==== Stored data ====

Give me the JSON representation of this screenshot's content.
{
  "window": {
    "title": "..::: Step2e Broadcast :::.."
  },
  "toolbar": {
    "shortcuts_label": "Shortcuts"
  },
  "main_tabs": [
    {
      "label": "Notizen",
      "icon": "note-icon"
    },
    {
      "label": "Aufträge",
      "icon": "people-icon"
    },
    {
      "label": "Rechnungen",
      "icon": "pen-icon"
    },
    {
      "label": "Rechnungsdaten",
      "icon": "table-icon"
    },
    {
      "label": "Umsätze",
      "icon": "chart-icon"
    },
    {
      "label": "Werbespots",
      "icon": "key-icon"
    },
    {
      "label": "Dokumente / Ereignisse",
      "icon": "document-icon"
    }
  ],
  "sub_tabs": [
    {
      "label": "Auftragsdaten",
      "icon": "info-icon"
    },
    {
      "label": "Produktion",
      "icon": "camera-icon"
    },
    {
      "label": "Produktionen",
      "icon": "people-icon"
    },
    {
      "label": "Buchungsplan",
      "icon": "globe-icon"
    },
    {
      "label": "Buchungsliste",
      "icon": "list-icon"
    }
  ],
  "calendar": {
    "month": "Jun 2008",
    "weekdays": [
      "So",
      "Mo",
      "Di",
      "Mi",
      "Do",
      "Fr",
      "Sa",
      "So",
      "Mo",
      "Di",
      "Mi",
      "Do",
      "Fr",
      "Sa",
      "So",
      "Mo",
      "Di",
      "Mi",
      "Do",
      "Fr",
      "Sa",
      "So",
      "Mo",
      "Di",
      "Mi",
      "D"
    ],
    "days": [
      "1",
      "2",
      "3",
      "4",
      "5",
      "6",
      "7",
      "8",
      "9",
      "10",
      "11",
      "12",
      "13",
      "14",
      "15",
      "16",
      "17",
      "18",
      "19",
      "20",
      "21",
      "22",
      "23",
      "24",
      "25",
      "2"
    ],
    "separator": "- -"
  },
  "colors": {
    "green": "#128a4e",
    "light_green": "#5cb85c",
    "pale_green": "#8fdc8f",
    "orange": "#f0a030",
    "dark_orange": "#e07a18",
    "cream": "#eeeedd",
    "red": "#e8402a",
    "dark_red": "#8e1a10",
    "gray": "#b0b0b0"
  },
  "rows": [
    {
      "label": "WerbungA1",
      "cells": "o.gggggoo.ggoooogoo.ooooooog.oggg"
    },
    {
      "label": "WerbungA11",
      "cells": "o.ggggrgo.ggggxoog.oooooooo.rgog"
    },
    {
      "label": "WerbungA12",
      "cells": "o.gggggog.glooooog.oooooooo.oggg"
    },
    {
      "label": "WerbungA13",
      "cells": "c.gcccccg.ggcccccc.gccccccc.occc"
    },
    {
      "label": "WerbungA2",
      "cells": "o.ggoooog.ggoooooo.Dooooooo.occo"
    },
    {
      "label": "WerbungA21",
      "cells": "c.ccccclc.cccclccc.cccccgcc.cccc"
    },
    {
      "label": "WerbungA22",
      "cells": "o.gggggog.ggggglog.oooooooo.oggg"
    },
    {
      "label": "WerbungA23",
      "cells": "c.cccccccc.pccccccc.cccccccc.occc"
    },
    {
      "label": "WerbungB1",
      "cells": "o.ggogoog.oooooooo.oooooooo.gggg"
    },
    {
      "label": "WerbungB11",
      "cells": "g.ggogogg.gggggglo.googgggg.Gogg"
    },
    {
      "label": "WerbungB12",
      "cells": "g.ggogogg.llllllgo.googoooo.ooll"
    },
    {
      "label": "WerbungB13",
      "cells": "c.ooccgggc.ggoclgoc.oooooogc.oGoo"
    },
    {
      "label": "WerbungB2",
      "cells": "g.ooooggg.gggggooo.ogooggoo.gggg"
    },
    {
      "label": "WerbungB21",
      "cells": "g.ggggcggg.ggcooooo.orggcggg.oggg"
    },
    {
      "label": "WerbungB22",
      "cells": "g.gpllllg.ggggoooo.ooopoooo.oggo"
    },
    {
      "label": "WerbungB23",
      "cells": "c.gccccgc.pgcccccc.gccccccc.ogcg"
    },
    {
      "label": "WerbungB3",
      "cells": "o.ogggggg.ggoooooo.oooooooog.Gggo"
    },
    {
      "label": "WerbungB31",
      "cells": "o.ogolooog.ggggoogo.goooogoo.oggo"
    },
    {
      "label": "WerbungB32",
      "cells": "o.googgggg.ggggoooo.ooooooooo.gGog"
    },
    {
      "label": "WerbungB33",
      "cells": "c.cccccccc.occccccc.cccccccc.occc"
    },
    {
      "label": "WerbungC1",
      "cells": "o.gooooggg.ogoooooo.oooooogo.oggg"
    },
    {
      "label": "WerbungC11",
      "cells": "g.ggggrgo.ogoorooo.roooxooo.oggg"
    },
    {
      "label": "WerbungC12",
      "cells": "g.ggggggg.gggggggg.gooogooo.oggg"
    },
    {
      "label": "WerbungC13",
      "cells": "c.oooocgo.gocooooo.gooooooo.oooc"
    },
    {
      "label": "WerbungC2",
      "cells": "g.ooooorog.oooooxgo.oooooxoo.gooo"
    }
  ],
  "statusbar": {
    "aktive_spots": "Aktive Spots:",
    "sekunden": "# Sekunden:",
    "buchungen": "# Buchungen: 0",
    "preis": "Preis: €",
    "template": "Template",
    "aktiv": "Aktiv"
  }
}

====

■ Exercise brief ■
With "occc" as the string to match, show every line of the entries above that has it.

■ Reply ■
      "cells": "c.gcccccg.ggcccccc.gccccccc.occc"
      "cells": "c.cccccccc.pccccccc.cccccccc.occc"
      "cells": "c.cccccccc.occccccc.cccccccc.occc"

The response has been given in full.